Traditional access control was based on a security kernel that checked every access request and decided if it was granted or denied based on a centralized access policy model. The person initiating the request then either saw it executed or got a “permission denied” message. As security was the focus, one decision point handled all requests.
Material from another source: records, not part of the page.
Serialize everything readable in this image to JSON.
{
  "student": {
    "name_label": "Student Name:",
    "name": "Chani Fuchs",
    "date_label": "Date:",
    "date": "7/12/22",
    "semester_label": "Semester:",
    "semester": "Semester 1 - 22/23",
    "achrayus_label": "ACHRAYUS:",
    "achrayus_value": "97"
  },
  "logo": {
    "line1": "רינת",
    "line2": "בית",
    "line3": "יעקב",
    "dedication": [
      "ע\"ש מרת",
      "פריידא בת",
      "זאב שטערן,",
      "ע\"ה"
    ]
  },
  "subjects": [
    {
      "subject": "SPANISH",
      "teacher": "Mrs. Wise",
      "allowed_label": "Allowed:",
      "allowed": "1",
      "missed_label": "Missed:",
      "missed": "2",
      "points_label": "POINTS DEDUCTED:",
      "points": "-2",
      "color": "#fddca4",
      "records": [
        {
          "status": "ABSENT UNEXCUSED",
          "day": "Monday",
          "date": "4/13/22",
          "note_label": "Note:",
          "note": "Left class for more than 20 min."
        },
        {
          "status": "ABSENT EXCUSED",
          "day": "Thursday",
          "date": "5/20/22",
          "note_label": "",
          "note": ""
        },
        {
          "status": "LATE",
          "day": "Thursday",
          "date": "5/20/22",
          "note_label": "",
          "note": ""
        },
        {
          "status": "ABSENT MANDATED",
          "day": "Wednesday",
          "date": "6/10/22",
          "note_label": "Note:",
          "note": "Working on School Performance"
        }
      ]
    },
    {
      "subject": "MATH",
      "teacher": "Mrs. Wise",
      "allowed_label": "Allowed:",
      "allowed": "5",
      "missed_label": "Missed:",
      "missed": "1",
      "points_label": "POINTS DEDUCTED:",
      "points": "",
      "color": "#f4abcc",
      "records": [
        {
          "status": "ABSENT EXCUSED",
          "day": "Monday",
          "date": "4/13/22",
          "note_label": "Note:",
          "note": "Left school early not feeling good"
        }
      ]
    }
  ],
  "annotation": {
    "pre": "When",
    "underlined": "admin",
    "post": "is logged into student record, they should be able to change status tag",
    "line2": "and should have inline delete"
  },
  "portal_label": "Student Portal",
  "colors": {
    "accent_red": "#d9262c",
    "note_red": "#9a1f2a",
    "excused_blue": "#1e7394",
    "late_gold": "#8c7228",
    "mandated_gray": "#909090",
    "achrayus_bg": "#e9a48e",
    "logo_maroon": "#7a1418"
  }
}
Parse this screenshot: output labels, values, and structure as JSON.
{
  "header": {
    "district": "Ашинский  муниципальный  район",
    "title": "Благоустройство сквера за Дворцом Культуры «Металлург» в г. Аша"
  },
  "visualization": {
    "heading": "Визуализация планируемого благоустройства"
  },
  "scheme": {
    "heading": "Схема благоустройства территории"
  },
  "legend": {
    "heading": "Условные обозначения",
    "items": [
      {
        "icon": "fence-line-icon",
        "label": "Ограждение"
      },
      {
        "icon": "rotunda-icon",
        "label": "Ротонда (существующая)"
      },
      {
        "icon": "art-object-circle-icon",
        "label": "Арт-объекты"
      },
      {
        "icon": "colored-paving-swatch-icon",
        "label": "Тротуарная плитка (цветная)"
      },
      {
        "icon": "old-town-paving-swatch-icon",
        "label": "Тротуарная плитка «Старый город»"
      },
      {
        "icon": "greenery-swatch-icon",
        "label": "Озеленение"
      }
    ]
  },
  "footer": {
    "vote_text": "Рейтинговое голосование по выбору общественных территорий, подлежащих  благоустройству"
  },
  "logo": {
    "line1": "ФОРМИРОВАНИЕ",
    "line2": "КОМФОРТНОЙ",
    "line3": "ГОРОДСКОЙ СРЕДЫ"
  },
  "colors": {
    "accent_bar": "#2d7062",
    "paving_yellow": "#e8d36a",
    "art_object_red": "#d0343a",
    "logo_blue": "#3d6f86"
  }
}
Access control today is about distributing access. Social networks involve millions of people with billions of resources, so central control creates a bottle neck that slows the system down. In addition, people interacting on social media want local ownership for social reasons, as without this a community cannot develop. The focus has changed from security, or denying illegitimate access, to synergy, or allowing legitimate access. The aim is positive rather than negative. It requires the distribution of access control to local roles under the control of the people who create the resources. The access control rules outlined here aim to support the legitimate allocation of rights in an online social system. If distributed certificates of access are stored in the stakeholder’s namespace, only he or she can access and modify them (Figure 6.4).